If a line in the entries below contains "răspuns", copy it.

■ **Items from an interface collection**

- Opening Delimiter -

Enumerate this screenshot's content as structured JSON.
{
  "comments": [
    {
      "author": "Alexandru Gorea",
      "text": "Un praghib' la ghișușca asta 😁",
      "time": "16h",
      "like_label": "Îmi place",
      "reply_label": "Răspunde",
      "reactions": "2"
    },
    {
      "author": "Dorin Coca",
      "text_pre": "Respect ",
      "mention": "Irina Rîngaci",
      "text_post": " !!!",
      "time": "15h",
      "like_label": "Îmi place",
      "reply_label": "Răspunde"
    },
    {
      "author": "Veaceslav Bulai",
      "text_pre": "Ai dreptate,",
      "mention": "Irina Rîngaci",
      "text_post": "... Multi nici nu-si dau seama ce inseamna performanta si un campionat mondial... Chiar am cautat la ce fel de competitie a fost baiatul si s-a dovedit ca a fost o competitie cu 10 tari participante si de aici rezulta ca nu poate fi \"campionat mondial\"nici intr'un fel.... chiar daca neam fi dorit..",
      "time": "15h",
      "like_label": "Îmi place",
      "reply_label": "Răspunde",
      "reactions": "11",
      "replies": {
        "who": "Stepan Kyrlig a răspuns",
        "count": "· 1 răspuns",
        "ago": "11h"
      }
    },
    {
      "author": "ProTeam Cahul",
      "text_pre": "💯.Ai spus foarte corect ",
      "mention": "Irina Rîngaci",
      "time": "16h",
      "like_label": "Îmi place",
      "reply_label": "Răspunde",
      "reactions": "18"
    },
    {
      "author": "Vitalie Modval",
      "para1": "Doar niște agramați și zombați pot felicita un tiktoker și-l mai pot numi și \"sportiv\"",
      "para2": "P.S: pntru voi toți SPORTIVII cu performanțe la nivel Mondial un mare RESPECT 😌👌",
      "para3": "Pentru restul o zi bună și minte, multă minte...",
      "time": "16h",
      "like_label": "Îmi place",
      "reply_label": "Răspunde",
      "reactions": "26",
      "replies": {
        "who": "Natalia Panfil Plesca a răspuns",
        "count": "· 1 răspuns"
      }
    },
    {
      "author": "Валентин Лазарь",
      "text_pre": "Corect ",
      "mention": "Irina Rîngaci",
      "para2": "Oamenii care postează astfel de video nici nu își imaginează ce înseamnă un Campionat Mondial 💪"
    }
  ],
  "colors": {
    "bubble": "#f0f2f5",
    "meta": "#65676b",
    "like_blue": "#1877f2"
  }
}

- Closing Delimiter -

■ **COMPLETED TASK**
        "who": "Stepan Kyrlig a răspuns",
        "count": "· 1 răspuns",
        "who": "Natalia Panfil Plesca a răspuns",
        "count": "· 1 răspuns"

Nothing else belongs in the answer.